Reagan Senior Awarded Perfect Exam Score for Hand Sculptures
By Amy Morgan
It’s an honor never before experienced by a Ronald Reagan High School student. One of its own, senior Ania Valdez, earned a rare perfect score on the 3-D Art and Design AP exam. Ania was one of just 52 in the entire world with that distinction in 2023.
While many of NEISD’s best and brightest challenge themselves with AP classes, both for the college-level curriculum and the opportunity to bolster competitive GPAs and class ranks, few achieve a top ranking of 5, and fewer still earn a perfect score.
The 3-D Art and Design Exam differs from most other AP exams in that it does not involve taking a test. Ania prepared a three-part portfolio that included photos of her artwork and a list of materials used and detailed physical dimensions; a written portion that described the meaning and motivation for the piece; as well as images of other selected works to provide additional support of talent. Each portion was graded and scored by a separate judge. Ania was shocked and delighted when the tally equaled not just a 5, but also a perfect score.
"I still can't believe it, honestly," Ania told representatives from NEISD. "I thought they might have the wrong student! But I was really happy. It made my day and made everything worth it."
Ania’s winning piece is a 3-D plaster sculpture of a hand balancing a feather on its finger titled “Craving.” She noted the hand reaches for balance, something she found difficult to achieve her sophomore year at Reagan. The torn area where the wrist attaches to the base represents growth from chaos. Ania became fascinated with the idea of sculpting hands because of “their versatility of expression and ability to tell a story.”
It wasn’t until freshman year, when school went online due to the pandemic, that Ania devoted more time to developing her skill. Her mother is also an artist, and her father builds wooden birdhouses as a hobby, so working artistically in three dimensions was not a novel idea in the Valdez household. Ania created the first molds of her own hands with crafting materials available at home, realizing quickly that an alginate gel plaster allowed her more flexibility to manipulate the sculpture as it dried. She credits Reagan’s art teachers Ms. Fox and Ms. Bieniek for inspiring her and allowing her the freedom to express her creativity. “I’m so grateful Ms. B. let me work on my own time to fully finish out and execute my ideas,” Ania said. “She even gave me my own special place on a patio to mix my chemicals.”
Another of Ania’s portfolio pieces titled “Shame” includes seven hands in different positions arranged in space pointing down at an empty hoody spray-painted red, black, and grey. She said some of the hands connect to biblical references of sin and as a way to portray a sens of shame that would be commonly relatable.

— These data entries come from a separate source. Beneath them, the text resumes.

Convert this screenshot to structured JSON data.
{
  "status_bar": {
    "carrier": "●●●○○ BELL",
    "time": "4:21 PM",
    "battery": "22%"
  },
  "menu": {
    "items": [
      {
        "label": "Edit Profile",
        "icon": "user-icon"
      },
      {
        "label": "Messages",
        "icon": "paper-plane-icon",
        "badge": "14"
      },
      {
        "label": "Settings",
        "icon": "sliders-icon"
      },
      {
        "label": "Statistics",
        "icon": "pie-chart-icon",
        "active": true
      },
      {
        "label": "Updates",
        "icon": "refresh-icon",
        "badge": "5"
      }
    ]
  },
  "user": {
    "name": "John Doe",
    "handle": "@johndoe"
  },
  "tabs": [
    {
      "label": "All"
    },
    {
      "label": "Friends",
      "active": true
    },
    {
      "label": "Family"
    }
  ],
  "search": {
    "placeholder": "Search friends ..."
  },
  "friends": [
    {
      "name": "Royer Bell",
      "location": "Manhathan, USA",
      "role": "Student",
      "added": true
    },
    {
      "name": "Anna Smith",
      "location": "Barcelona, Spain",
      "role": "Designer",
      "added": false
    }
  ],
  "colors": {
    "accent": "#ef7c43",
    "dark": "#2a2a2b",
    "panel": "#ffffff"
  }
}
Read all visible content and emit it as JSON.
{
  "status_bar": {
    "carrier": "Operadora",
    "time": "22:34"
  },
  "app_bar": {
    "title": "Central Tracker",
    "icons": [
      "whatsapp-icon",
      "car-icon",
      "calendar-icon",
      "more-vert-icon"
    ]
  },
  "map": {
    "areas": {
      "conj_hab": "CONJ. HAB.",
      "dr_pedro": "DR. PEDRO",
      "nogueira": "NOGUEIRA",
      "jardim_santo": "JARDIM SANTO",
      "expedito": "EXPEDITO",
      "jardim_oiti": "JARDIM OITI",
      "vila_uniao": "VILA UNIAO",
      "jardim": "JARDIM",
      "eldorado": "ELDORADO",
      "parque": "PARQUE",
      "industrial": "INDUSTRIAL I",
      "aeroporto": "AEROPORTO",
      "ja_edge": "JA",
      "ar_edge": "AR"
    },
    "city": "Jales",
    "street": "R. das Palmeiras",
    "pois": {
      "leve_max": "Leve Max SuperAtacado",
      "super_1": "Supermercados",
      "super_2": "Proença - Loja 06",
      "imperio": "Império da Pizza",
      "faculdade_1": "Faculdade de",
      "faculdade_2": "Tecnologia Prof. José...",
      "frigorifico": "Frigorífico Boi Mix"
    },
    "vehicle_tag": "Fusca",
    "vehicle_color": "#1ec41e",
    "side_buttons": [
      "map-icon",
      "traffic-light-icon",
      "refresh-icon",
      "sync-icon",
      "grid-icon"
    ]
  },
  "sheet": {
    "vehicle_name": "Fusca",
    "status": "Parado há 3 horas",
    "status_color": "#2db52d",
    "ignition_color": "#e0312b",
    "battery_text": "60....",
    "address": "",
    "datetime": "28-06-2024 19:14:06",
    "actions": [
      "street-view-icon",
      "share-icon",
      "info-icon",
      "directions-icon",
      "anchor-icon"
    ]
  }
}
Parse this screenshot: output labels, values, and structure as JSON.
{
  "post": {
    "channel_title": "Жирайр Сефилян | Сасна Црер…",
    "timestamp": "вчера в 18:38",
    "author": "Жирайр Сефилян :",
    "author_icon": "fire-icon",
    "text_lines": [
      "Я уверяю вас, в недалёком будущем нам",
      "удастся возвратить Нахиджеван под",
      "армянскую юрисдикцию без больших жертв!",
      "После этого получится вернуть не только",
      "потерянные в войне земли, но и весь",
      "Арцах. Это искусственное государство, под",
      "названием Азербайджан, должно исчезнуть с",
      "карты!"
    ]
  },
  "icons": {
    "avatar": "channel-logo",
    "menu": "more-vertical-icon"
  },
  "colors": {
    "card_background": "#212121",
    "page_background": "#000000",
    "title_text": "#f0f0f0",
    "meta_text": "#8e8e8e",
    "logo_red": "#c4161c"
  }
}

Another hand marked with blue veins streams down into a drain. Its title, “The Drip Finally Stops,” echoes a quote from one of her favorite shows, BoJack Horseman, that cautions against giving so much of oneself nothing remains.
The thoughtful student enjoys philosophy and deep conversations. She’s hopeful she’ll find a multidisciplinary major and future career that allow her to combine her love of art and science. Right now, she’s excited about physics and is looking at Stony Brook University, intrigued by a class called the Quantum Moment.
In addition to artistic and academic accomplishments, Ania also reached District competition in long and triple jump on Reagan’s varsity track team. She’s an officer in the Science Honor Society and part of the National Honor Society.
The bilingual student moved with her family to Stone Oak from Monterrey, Mexico, just before kindergarten. She enjoys being able to converse with the many faculty members and classmates who speak Spanish at Reagan.
A final sculpture depicts a hand emerging through a layer of brightly colored embroidery threads, symbolically pushing through boundaries to develop character — a skill Ania’s mastered.